“We all know the story about people who took down their curtains and made skirts out of them,” says Vaughan Kett. “People genuinely used every scrap of fabric. And who wouldn’t want to use a lovely soft rectangle of beautiful quality silk?”
The maps’ popularity was aided by the fact unlike other sewing materials, they weren’t subject to the coupon system that limited the amount of purchasable fabric. (Garments made from parachutes were also popular, including for weddings.) Maps flooded the civilian market at surplus Army and Navy stores around the United Kingdom. Given the maps’ relatively small size, garments like bra and panty sets, as well as sun suits and rompers for children were common DIY projects. But sewers also got creative in piecing maps together for dresses and the popular housecoats of the era. Vaughan Kett says these full-skirted garments represented a return to more excessive fabric use. A well-made map piece required significant hand and machine stitching, and the precision of an experienced garment maker to place the pattern in interesting ways.
Current designers have risen to the challenge and are embracing the maps with modern eyes. Paris-based brand BRUT, bringing new life to traditional military and workwear, even made face masks with the maps. Christopher Raeburn, a London-based designer, describes finding recycled military garments, products, and other vintage artefacts for his brand RÆBURN as an archaeological process. Raeburn says finding a stash of 1950s, Cold War-era silk maps seven years ago was a serendipitous moment.
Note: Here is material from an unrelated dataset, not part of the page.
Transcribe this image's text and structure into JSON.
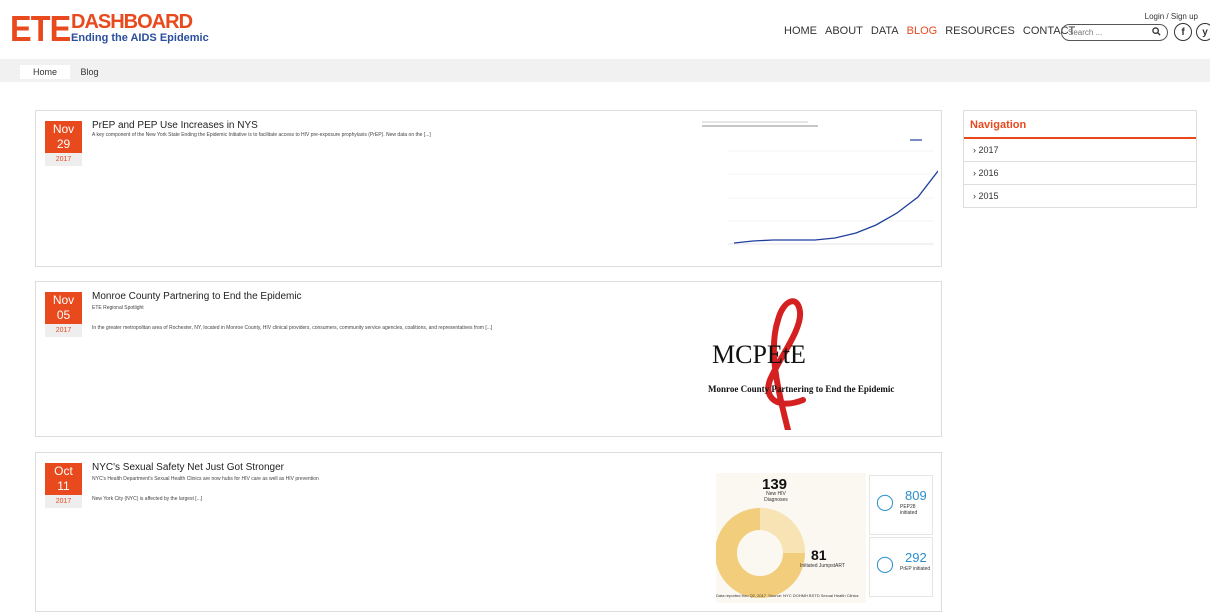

“I opened an inconspicuous cardboard box at a vintage market booth, and like a needle in a haystack, I found 800 untouched Royal Air Force navigation maps carefully stacked away inside,” he says. “So intricately printed on luxurious silk, I knew I had found something really special.”
Model/actress Lily Cole and sustainable fashion leader Orsola de Castro have worn RÆBURN’s map garments, which include a T-shirt dress, an anorak, and flowy trousers. Amelie Jannoe, RÆBURN’s digital and creative content assistant, says the maps have become an iconic part of the brand’s identity.
“These maps were originally manufactured in a climate of fear and uncertainty, a feeling that I’m sure we can all relate to in the current climate, and we have transformed the fabric to serve a new function,” says Jannoe. “This design still resonates with us today as it shows how transformation and creativity can come from chaos.”
Having seen some of the garments housed in museums around the UK, Vaughan Kett was taken by the maps’ bright colors and elegant lines, but also haunted by their dark history.
“If you look closely at the maps they refer to places of war, battlefields, usually in Asia,” she says. “There were terrible atrocities and terrible loss of life.”
Map garments are fashion statements, but they’re also artifacts of war. Honoring those who relied on them to survive is a way to remember and appreciate their history. Even as styles change, the stories behind silk maps are being preserved. The maps used in Cox’s wedding dress came from an ex-Army officer whose father had used one in World War II. The original map was made into a scarf, which the son (who has gone on to collect silk maps) still owns. He asked Murray, the designer, to pass on photos of his parents to whoever ended up with his maps. Cox said it was extra special to know the origin of her garment.
She says, “I haven’t worn it again yet but I hope to one day and it is hanging in our bedroom for me to look at. It is a beautiful work of art.”